- What the exercise asks -
Because the material must be preserved as it stands, copy every line exactly.

- Recorded data -
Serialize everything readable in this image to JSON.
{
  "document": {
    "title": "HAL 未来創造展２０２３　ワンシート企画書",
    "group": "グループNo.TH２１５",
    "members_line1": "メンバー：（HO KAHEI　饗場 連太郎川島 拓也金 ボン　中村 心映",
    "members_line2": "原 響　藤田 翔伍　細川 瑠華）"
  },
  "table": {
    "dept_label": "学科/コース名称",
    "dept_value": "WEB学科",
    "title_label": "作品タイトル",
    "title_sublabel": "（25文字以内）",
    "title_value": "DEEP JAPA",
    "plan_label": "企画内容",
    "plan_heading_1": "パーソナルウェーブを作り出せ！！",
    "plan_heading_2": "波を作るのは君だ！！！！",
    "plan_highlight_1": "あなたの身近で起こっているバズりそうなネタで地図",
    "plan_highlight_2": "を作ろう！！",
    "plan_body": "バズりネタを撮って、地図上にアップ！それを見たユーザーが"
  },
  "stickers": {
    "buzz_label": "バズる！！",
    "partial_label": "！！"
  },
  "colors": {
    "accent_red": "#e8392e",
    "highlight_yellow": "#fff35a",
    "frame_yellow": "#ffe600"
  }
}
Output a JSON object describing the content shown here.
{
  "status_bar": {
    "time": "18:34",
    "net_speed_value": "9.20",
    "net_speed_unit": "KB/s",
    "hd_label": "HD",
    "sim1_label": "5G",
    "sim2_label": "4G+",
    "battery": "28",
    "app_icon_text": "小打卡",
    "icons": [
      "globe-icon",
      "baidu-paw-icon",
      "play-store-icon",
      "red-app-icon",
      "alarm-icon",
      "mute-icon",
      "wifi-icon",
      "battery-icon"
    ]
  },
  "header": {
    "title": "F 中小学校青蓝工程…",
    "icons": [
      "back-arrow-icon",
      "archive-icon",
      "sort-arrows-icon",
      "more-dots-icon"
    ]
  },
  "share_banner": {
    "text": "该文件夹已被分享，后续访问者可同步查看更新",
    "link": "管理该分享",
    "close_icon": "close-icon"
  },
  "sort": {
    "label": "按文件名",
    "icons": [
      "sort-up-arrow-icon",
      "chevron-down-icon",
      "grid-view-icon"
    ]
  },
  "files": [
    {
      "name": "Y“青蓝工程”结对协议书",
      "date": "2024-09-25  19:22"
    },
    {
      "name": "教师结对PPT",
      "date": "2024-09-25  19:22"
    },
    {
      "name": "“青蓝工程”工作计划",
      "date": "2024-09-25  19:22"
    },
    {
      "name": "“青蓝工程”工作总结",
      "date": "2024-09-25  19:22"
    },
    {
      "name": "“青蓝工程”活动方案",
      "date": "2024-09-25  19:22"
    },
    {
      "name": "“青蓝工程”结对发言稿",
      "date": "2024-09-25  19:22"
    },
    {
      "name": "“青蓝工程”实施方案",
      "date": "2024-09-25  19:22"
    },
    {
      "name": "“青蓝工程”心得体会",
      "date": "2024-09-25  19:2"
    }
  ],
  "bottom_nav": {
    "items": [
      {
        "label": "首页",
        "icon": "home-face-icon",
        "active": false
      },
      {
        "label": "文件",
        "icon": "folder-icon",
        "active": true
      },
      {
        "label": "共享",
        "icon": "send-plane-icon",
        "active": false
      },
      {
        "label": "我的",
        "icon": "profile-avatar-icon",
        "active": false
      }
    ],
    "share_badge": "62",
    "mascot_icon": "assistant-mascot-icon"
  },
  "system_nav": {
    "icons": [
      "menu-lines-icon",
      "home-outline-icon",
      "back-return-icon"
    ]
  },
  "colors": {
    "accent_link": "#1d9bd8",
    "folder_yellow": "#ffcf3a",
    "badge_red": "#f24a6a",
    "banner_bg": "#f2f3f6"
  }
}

- Answer section -
Serialize everything readable in this image to JSON.
{
  "document": {
    "title": "HAL 未来創造展２０２３　ワンシート企画書",
    "group": "グループNo.TH２１５",
    "members_line1": "メンバー：（HO KAHEI　饗場 連太郎川島 拓也金 ボン　中村 心映",
    "members_line2": "原 響　藤田 翔伍　細川 瑠華）"
  },
  "table": {
    "dept_label": "学科/コース名称",
    "dept_value": "WEB学科",
    "title_label": "作品タイトル",
    "title_sublabel": "（25文字以内）",
    "title_value": "DEEP JAPA",
    "plan_label": "企画内容",
    "plan_heading_1": "パーソナルウェーブを作り出せ！！",
    "plan_heading_2": "波を作るのは君だ！！！！",
    "plan_highlight_1": "あなたの身近で起こっているバズりそうなネタで地図",
    "plan_highlight_2": "を作ろう！！",
    "plan_body": "バズりネタを撮って、地図上にアップ！それを見たユーザーが"
  },
  "stickers": {
    "buzz_label": "バズる！！",
    "partial_label": "！！"
  },
  "colors": {
    "accent_red": "#e8392e",
    "highlight_yellow": "#fff35a",
    "frame_yellow": "#ffe600"
  }
}
Output a JSON object describing the content shown here.
{
  "status_bar": {
    "time": "18:34",
    "net_speed_value": "9.20",
    "net_speed_unit": "KB/s",
    "hd_label": "HD",
    "sim1_label": "5G",
    "sim2_label": "4G+",
    "battery": "28",
    "app_icon_text": "小打卡",
    "icons": [
      "globe-icon",
      "baidu-paw-icon",
      "play-store-icon",
      "red-app-icon",
      "alarm-icon",
      "mute-icon",
      "wifi-icon",
      "battery-icon"
    ]
  },
  "header": {
    "title": "F 中小学校青蓝工程…",
    "icons": [
      "back-arrow-icon",
      "archive-icon",
      "sort-arrows-icon",
      "more-dots-icon"
    ]
  },
  "share_banner": {
    "text": "该文件夹已被分享，后续访问者可同步查看更新",
    "link": "管理该分享",
    "close_icon": "close-icon"
  },
  "sort": {
    "label": "按文件名",
    "icons": [
      "sort-up-arrow-icon",
      "chevron-down-icon",
      "grid-view-icon"
    ]
  },
  "files": [
    {
      "name": "Y“青蓝工程”结对协议书",
      "date": "2024-09-25  19:22"
    },
    {
      "name": "教师结对PPT",
      "date": "2024-09-25  19:22"
    },
    {
      "name": "“青蓝工程”工作计划",
      "date": "2024-09-25  19:22"
    },
    {
      "name": "“青蓝工程”工作总结",
      "date": "2024-09-25  19:22"
    },
    {
      "name": "“青蓝工程”活动方案",
      "date": "2024-09-25  19:22"
    },
    {
      "name": "“青蓝工程”结对发言稿",
      "date": "2024-09-25  19:22"
    },
    {
      "name": "“青蓝工程”实施方案",
      "date": "2024-09-25  19:22"
    },
    {
      "name": "“青蓝工程”心得体会",
      "date": "2024-09-25  19:2"
    }
  ],
  "bottom_nav": {
    "items": [
      {
        "label": "首页",
        "icon": "home-face-icon",
        "active": false
      },
      {
        "label": "文件",
        "icon": "folder-icon",
        "active": true
      },
      {
        "label": "共享",
        "icon": "send-plane-icon",
        "active": false
      },
      {
        "label": "我的",
        "icon": "profile-avatar-icon",
        "active": false
      }
    ],
    "share_badge": "62",
    "mascot_icon": "assistant-mascot-icon"
  },
  "system_nav": {
    "icons": [
      "menu-lines-icon",
      "home-outline-icon",
      "back-return-icon"
    ]
  },
  "colors": {
    "accent_link": "#1d9bd8",
    "folder_yellow": "#ffcf3a",
    "badge_red": "#f24a6a",
    "banner_bg": "#f2f3f6"
  }
}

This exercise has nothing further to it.